====== Records to process ======

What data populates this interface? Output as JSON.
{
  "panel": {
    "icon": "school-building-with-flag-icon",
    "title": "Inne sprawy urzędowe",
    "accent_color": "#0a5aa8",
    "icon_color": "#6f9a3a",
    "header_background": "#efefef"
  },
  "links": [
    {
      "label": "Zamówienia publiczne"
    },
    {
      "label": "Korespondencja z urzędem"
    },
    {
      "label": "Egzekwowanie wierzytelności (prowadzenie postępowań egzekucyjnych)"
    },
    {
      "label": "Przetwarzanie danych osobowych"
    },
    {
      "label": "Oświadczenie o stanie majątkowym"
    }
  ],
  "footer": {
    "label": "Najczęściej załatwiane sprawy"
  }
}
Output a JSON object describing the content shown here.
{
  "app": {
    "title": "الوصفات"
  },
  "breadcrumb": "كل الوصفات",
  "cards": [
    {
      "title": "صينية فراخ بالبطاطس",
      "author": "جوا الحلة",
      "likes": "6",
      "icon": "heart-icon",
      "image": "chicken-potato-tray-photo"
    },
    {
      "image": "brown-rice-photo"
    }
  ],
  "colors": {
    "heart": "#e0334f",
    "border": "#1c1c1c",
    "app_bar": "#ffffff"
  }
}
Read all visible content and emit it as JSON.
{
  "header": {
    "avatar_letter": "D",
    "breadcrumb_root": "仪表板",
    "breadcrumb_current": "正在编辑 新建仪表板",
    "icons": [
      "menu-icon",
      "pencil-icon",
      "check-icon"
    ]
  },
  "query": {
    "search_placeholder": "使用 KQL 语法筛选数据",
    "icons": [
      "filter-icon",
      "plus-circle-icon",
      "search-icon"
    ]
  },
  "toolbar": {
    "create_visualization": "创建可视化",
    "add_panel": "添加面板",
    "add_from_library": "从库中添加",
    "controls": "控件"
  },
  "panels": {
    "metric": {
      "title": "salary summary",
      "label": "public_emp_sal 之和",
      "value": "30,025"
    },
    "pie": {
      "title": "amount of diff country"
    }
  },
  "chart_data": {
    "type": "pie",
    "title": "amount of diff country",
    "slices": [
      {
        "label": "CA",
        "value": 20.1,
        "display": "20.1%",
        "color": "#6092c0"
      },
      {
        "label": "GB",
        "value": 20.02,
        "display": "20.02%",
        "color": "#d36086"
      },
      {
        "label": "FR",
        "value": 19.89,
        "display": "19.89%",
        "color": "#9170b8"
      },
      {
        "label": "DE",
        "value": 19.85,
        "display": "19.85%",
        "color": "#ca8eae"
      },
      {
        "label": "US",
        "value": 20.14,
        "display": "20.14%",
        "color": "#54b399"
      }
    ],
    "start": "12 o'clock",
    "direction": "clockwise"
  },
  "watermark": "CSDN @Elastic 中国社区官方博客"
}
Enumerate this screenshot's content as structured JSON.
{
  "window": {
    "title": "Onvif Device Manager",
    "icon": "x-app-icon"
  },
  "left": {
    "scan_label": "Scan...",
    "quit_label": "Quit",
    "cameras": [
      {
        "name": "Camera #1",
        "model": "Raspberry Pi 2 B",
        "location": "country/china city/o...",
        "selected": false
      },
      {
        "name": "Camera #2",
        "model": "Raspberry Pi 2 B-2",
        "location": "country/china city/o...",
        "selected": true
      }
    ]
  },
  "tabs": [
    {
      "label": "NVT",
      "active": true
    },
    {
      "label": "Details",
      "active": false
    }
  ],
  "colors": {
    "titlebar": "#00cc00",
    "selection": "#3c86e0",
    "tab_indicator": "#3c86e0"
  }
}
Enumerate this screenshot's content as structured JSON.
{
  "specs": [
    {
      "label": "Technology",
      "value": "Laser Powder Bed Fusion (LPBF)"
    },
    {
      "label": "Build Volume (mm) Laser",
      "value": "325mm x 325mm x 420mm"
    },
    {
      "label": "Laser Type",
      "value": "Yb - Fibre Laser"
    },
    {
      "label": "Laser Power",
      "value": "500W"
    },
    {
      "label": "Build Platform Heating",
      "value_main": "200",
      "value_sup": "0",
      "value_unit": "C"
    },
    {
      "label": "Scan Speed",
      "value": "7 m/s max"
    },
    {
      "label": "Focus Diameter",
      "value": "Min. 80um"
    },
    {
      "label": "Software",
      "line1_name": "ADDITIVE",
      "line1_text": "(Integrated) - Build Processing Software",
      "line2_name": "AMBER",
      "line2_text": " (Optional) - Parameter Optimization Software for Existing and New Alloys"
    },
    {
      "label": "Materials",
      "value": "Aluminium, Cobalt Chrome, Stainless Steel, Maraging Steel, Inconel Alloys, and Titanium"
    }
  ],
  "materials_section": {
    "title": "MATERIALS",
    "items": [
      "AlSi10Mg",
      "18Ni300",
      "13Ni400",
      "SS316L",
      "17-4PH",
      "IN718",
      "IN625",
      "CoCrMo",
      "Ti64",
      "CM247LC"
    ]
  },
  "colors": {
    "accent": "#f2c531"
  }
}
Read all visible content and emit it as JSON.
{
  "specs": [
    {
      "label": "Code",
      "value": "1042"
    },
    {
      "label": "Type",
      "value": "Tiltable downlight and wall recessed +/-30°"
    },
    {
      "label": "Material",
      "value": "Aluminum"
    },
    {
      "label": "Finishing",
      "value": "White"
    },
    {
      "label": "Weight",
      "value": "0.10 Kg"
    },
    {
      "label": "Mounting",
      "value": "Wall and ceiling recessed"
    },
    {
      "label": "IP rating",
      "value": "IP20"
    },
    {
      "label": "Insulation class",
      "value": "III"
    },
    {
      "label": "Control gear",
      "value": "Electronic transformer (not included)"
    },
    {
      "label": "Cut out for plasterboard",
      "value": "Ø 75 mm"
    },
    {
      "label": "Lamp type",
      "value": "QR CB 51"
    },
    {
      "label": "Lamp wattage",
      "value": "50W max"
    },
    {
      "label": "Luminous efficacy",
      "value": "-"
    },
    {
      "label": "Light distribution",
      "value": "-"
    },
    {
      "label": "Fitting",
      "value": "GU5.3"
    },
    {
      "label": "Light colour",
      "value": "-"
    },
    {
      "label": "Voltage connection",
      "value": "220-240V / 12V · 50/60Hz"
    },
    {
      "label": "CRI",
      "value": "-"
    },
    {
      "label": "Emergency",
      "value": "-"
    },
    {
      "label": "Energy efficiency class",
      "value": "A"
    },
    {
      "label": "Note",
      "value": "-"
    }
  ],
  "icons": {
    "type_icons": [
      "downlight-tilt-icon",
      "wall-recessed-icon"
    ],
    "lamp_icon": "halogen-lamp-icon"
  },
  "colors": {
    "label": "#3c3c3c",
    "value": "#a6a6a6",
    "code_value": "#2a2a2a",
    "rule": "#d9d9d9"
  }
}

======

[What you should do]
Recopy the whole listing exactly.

[Exercise answer]
What data populates this interface? Output as JSON.
{
  "panel": {
    "icon": "school-building-with-flag-icon",
    "title": "Inne sprawy urzędowe",
    "accent_color": "#0a5aa8",
    "icon_color": "#6f9a3a",
    "header_background": "#efefef"
  },
  "links": [
    {
      "label": "Zamówienia publiczne"
    },
    {
      "label": "Korespondencja z urzędem"
    },
    {
      "label": "Egzekwowanie wierzytelności (prowadzenie postępowań egzekucyjnych)"
    },
    {
      "label": "Przetwarzanie danych osobowych"
    },
    {
      "label": "Oświadczenie o stanie majątkowym"
    }
  ],
  "footer": {
    "label": "Najczęściej załatwiane sprawy"
  }
}
Output a JSON object describing the content shown here.
{
  "app": {
    "title": "الوصفات"
  },
  "breadcrumb": "كل الوصفات",
  "cards": [
    {
      "title": "صينية فراخ بالبطاطس",
      "author": "جوا الحلة",
      "likes": "6",
      "icon": "heart-icon",
      "image": "chicken-potato-tray-photo"
    },
    {
      "image": "brown-rice-photo"
    }
  ],
  "colors": {
    "heart": "#e0334f",
    "border": "#1c1c1c",
    "app_bar": "#ffffff"
  }
}
Read all visible content and emit it as JSON.
{
  "header": {
    "avatar_letter": "D",
    "breadcrumb_root": "仪表板",
    "breadcrumb_current": "正在编辑 新建仪表板",
    "icons": [
      "menu-icon",
      "pencil-icon",
      "check-icon"
    ]
  },
  "query": {
    "search_placeholder": "使用 KQL 语法筛选数据",
    "icons": [
      "filter-icon",
      "plus-circle-icon",
      "search-icon"
    ]
  },
  "toolbar": {
    "create_visualization": "创建可视化",
    "add_panel": "添加面板",
    "add_from_library": "从库中添加",
    "controls": "控件"
  },
  "panels": {
    "metric": {
      "title": "salary summary",
      "label": "public_emp_sal 之和",
      "value": "30,025"
    },
    "pie": {
      "title": "amount of diff country"
    }
  },
  "chart_data": {
    "type": "pie",
    "title": "amount of diff country",
    "slices": [
      {
        "label": "CA",
        "value": 20.1,
        "display": "20.1%",
        "color": "#6092c0"
      },
      {
        "label": "GB",
        "value": 20.02,
        "display": "20.02%",
        "color": "#d36086"
      },
      {
        "label": "FR",
        "value": 19.89,
        "display": "19.89%",
        "color": "#9170b8"
      },
      {
        "label": "DE",
        "value": 19.85,
        "display": "19.85%",
        "color": "#ca8eae"
      },
      {
        "label": "US",
        "value": 20.14,
        "display": "20.14%",
        "color": "#54b399"
      }
    ],
    "start": "12 o'clock",
    "direction": "clockwise"
  },
  "watermark": "CSDN @Elastic 中国社区官方博客"
}
Enumerate this screenshot's content as structured JSON.
{
  "window": {
    "title": "Onvif Device Manager",
    "icon": "x-app-icon"
  },
  "left": {
    "scan_label": "Scan...",
    "quit_label": "Quit",
    "cameras": [
      {
        "name": "Camera #1",
        "model": "Raspberry Pi 2 B",
        "location": "country/china city/o...",
        "selected": false
      },
      {
        "name": "Camera #2",
        "model": "Raspberry Pi 2 B-2",
        "location": "country/china city/o...",
        "selected": true
      }
    ]
  },
  "tabs": [
    {
      "label": "NVT",
      "active": true
    },
    {
      "label": "Details",
      "active": false
    }
  ],
  "colors": {
    "titlebar": "#00cc00",
    "selection": "#3c86e0",
    "tab_indicator": "#3c86e0"
  }
}
Enumerate this screenshot's content as structured JSON.
{
  "specs": [
    {
      "label": "Technology",
      "value": "Laser Powder Bed Fusion (LPBF)"
    },
    {
      "label": "Build Volume (mm) Laser",
      "value": "325mm x 325mm x 420mm"
    },
    {
      "label": "Laser Type",
      "value": "Yb - Fibre Laser"
    },
    {
      "label": "Laser Power",
      "value": "500W"
    },
    {
      "label": "Build Platform Heating",
      "value_main": "200",
      "value_sup": "0",
      "value_unit": "C"
    },
    {
      "label": "Scan Speed",
      "value": "7 m/s max"
    },
    {
      "label": "Focus Diameter",
      "value": "Min. 80um"
    },
    {
      "label": "Software",
      "line1_name": "ADDITIVE",
      "line1_text": "(Integrated) - Build Processing Software",
      "line2_name": "AMBER",
      "line2_text": " (Optional) - Parameter Optimization Software for Existing and New Alloys"
    },
    {
      "label": "Materials",
      "value": "Aluminium, Cobalt Chrome, Stainless Steel, Maraging Steel, Inconel Alloys, and Titanium"
    }
  ],
  "materials_section": {
    "title": "MATERIALS",
    "items": [
      "AlSi10Mg",
      "18Ni300",
      "13Ni400",
      "SS316L",
      "17-4PH",
      "IN718",
      "IN625",
      "CoCrMo",
      "Ti64",
      "CM247LC"
    ]
  },
  "colors": {
    "accent": "#f2c531"
  }
}
Read all visible content and emit it as JSON.
{
  "specs": [
    {
      "label": "Code",
      "value": "1042"
    },
    {
      "label": "Type",
      "value": "Tiltable downlight and wall recessed +/-30°"
    },
    {
      "label": "Material",
      "value": "Aluminum"
    },
    {
      "label": "Finishing",
      "value": "White"
    },
    {
      "label": "Weight",
      "value": "0.10 Kg"
    },
    {
      "label": "Mounting",
      "value": "Wall and ceiling recessed"
    },
    {
      "label": "IP rating",
      "value": "IP20"
    },
    {
      "label": "Insulation class",
      "value": "III"
    },
    {
      "label": "Control gear",
      "value": "Electronic transformer (not included)"
    },
    {
      "label": "Cut out for plasterboard",
      "value": "Ø 75 mm"
    },
    {
      "label": "Lamp type",
      "value": "QR CB 51"
    },
    {
      "label": "Lamp wattage",
      "value": "50W max"
    },
    {
      "label": "Luminous efficacy",
      "value": "-"
    },
    {
      "label": "Light distribution",
      "value": "-"
    },
    {
      "label": "Fitting",
      "value": "GU5.3"
    },
    {
      "label": "Light colour",
      "value": "-"
    },
    {
      "label": "Voltage connection",
      "value": "220-240V / 12V · 50/60Hz"
    },
    {
      "label": "CRI",
      "value": "-"
    },
    {
      "label": "Emergency",
      "value": "-"
    },
    {
      "label": "Energy efficiency class",
      "value": "A"
    },
    {
      "label": "Note",
      "value": "-"
    }
  ],
  "icons": {
    "type_icons": [
      "downlight-tilt-icon",
      "wall-recessed-icon"
    ],
    "lamp_icon": "halogen-lamp-icon"
  },
  "colors": {
    "label": "#3c3c3c",
    "value": "#a6a6a6",
    "code_value": "#2a2a2a",
    "rule": "#d9d9d9"
  }
}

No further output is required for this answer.